The lower the air temperature, the smaller the maximum possible capacity for vapour.
When air is cooled, relative humidity increases, until at a particular temperature,
called the dew point, the air becomes saturated. Further cooling below the dew point
will induce condensation of the excess water vapour.
The temperature of the dew point will depend upon the absolute content of water vapour, that is the absolute humidity, measured in g/m3 (grams per metre cubed). The dew point of humid air will be higher than the dew point of dry air. Both air temperature and absolute humidity will determine what type of condensation will occur when the air is cooled. If air in contact with the ground is cooled to its dew point, dew or frost will form, dew if the point is above 0ºC, or frost if it is below 0ºC. Cooling of a larger layer of air near to the ground may produce mist or fog, which freezes if the dew point is below 0ºC. Air that is cooled to its dew point by rising and expansion will condense to form clouds. Above 0ºC, small droplets of water are formed. Condensation may also result in ice crystals at temperatures well below 0ºC. When temperatures are near or a little below 0ºC, supercooled water droplets can form.
When water turns to a liquid there is a considerable lowering of the volume of the
atmosphere, due to the vapour turning to a liquid. The water particles are being pushed
through a distance to accumulate as the liquid. The surface on which the condensation
takes place needs to be relatively cold to create a situation where the water comes out of
solution in the air. When water condenses it gives out a lot of heat, this risks warming the surface so the
water will stop or slow it’s condensation. The rate at which this heat may be removed is
therefore strongly connected to the rate of condensation. Another factor is the rate at
which water vapour may reach the surface. This could depend on factors such as
temperature and pressure and the amount of water dissolved in the air. One further factor that affects the rate of condensation is that the higher the humidity,
the more water vapour there is in the air. Secondly the lower the temperature of the air,
the lower the amount of humidity it can hold. This humidity is usually measured as a
percentage, 100% means that the air cannot hold any more water vapour.
As the air cools down it causes more and more vapour to be turned into water.
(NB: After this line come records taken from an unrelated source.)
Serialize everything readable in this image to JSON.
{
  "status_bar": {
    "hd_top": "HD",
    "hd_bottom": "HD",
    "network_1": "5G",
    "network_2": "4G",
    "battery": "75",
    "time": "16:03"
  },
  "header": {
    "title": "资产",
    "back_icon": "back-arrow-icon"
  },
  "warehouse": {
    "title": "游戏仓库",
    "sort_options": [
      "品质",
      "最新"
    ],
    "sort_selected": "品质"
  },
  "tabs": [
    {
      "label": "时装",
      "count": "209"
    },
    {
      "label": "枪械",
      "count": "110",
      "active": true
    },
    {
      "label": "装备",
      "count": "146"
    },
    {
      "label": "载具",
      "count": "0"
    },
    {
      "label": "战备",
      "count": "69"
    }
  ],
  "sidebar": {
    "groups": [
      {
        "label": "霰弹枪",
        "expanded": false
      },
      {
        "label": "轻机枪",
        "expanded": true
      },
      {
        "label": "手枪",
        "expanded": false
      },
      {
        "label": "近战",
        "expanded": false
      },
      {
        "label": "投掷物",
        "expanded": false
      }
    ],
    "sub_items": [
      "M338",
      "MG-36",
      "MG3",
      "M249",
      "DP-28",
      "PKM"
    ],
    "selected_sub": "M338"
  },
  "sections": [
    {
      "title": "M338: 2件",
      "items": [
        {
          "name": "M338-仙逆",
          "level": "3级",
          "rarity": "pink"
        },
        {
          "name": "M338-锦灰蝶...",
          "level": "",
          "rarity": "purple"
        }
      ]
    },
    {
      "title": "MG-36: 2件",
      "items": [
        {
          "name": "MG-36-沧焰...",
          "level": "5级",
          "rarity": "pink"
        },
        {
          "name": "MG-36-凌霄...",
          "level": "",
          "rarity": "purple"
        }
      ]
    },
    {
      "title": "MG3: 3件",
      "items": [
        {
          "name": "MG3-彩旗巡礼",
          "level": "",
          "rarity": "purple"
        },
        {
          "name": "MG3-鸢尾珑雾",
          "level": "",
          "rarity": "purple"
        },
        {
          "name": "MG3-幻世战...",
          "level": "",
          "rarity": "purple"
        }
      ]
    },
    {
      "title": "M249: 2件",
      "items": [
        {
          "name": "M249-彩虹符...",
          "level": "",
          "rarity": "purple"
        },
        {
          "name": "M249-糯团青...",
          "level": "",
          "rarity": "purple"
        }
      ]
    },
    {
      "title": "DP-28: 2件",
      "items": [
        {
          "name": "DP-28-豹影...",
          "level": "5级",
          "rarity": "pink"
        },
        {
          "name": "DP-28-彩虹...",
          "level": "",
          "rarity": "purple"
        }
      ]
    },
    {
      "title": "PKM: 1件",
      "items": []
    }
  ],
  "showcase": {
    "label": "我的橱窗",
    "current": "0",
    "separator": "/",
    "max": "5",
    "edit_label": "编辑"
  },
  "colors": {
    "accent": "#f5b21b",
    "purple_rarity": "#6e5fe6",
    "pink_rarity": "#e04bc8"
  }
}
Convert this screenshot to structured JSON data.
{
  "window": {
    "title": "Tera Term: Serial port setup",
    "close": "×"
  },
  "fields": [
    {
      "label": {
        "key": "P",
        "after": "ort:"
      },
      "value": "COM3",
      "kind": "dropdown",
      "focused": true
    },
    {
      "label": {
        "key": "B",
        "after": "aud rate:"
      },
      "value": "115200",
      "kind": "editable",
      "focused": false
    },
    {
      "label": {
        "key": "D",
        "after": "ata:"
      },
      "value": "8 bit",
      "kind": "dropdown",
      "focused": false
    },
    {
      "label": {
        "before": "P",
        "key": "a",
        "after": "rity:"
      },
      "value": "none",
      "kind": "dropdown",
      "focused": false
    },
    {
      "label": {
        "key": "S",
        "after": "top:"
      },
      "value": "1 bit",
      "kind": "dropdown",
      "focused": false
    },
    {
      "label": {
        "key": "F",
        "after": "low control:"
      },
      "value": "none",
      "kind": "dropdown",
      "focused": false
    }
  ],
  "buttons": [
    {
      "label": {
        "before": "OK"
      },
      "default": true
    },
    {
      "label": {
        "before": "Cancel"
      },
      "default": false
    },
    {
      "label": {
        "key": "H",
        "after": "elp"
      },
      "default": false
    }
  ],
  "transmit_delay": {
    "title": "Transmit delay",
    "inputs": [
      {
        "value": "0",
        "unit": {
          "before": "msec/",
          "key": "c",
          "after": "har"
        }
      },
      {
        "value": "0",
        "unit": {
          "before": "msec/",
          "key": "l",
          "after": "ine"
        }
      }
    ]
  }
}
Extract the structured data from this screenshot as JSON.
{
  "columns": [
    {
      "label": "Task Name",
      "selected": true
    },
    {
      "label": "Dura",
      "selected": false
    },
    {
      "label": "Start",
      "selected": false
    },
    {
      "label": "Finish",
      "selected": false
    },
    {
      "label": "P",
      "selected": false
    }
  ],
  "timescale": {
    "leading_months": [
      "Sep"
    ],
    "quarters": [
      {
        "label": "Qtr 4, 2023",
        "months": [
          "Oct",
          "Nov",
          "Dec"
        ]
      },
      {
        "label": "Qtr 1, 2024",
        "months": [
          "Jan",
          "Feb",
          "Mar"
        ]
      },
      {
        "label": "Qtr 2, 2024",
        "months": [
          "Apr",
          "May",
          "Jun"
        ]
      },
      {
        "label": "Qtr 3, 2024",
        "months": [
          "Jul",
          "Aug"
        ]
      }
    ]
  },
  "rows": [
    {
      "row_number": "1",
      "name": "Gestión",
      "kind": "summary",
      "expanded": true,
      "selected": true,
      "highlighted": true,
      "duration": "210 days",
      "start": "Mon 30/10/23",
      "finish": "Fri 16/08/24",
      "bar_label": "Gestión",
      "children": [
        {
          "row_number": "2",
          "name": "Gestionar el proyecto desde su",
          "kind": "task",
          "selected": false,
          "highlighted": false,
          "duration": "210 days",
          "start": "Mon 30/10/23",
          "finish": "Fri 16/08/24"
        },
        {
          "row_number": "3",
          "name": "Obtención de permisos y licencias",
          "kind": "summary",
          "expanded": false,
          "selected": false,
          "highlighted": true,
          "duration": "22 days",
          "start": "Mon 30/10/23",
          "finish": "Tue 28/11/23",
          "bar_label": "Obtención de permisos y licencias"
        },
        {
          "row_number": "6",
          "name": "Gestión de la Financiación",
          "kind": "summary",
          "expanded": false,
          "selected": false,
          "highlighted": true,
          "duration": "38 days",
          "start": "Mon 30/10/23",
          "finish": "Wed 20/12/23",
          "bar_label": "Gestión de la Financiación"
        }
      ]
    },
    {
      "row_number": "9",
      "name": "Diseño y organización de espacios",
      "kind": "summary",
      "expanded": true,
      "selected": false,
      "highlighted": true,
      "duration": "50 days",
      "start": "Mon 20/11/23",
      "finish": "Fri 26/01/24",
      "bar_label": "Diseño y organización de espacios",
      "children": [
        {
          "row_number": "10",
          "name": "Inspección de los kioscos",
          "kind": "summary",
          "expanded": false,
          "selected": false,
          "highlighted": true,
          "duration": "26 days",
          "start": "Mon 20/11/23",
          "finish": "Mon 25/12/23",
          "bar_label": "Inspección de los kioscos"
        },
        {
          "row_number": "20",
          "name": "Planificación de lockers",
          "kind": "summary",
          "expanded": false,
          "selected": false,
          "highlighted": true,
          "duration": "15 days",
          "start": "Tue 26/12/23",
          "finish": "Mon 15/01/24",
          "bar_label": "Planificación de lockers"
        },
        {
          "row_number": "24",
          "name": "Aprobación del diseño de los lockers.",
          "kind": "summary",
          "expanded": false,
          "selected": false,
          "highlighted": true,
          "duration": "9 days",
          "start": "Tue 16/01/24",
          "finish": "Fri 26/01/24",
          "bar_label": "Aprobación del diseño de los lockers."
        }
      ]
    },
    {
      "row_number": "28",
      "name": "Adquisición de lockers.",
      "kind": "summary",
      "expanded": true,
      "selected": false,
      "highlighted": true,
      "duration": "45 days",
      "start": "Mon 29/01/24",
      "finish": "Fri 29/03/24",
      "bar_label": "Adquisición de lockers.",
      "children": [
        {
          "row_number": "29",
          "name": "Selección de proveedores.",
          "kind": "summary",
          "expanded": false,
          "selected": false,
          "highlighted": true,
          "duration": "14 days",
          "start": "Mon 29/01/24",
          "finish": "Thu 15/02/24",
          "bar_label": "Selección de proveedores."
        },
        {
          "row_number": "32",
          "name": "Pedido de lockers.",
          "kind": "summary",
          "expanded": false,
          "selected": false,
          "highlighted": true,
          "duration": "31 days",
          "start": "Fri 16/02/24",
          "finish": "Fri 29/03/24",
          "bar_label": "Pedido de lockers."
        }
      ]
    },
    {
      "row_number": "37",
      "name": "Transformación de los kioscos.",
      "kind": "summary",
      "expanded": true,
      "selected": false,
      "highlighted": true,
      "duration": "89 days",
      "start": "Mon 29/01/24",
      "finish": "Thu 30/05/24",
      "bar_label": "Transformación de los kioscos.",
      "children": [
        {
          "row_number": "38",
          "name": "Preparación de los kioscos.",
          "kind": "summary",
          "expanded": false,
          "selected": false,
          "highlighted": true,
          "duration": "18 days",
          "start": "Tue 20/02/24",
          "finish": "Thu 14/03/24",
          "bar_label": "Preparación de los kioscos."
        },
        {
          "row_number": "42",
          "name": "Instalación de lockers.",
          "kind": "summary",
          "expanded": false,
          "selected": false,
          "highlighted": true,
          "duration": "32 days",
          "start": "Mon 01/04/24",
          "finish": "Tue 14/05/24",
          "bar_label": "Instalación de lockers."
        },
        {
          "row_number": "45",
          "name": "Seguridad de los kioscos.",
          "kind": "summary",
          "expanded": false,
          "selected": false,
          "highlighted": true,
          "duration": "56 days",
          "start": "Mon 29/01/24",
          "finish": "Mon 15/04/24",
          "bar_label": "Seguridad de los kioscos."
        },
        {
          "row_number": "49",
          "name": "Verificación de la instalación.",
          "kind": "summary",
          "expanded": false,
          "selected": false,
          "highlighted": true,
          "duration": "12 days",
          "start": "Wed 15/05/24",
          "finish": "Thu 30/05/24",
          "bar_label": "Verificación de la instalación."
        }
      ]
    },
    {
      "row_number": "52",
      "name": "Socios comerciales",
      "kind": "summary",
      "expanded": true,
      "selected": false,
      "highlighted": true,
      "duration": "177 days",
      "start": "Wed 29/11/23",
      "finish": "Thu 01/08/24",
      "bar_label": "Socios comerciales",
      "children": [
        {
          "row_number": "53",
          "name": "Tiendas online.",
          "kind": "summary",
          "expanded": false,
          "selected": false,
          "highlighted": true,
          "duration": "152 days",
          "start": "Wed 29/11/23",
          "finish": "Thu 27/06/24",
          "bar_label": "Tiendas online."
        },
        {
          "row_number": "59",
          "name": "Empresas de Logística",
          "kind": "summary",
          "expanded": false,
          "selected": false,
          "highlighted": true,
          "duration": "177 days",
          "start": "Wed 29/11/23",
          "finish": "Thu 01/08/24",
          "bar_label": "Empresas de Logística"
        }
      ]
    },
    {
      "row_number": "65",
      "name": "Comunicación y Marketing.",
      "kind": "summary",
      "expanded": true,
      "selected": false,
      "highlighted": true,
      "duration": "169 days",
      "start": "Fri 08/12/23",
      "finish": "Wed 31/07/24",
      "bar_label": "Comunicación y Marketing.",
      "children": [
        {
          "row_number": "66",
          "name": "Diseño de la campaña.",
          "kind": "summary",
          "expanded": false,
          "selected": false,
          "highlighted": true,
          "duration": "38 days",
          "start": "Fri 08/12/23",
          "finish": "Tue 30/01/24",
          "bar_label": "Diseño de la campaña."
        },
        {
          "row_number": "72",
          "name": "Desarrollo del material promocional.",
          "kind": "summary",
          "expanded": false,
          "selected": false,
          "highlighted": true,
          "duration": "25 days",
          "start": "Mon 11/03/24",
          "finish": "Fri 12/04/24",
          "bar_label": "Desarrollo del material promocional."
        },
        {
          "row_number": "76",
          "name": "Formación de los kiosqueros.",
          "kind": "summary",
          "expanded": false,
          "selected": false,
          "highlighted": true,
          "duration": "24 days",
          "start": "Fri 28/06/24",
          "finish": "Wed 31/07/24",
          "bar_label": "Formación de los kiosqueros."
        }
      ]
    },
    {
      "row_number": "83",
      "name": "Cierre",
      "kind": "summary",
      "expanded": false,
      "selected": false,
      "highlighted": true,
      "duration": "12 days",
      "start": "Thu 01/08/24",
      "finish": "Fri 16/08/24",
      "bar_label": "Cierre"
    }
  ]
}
Condensation is when a gas turns into a liquid. The amount of condensation on a surface can be increased by reducing the temperature of the surface and increasing the surface area of the surface.
The amount of energy loss from an object is affected by:-
Shape, size & type of material of object, Temperature difference and Material object is in contact with
Specific Heat Capacity
Specific Heat Capacity = Mass X Temperature Change
E C - Joules per kilogram degree celcius (J/KgoC)
C= M X Ɵ E - Joule (J)
M - Kilogram (Kg)
Ɵ - Celcius (oC)
Specific Heat Capacity
Energy needed to = specific heat x mass x change in temperature
heat a substance capacity
( in Joules) (in J/KgoC) (in Kg) (in oC)
A 2kW (2000 W) electric kettle is switched on for 10 seconds.
a) How much energy is transferred?
b) If all of this energy is given to 0.5Kg of water, what is the rise in temperature?
a) 2000W=2000J/s= 2000 joules each second
energy supplied= 2000J/s x 10s= 20000 J
b) Energy = specific heat x mass x temperature
needed capacity change
20000 = 4200 x 0.5 x rise in temperature = 9.5oC
Loft Insulation- such as fibre glass reduces the rate of energy transfer through the roof. Fibre glass is a good insulator. The air between the fibres also helps to reduce the rate of energy transfer by conduction.
Cavity Wall Insulation- reduces heat loss through the walls. We place insulation between the two layers of brick that make up the walls of a house.
Double Glazed Windows- has two panes with dry air or a vacuum between the panes. Dry air is a good insulator so it cuts down heat conduction. A vacuum cuts out heat transfer by convection as well.
Aluminium Foil- between a radiator panel and the wall reflects heat radiation away from the wall.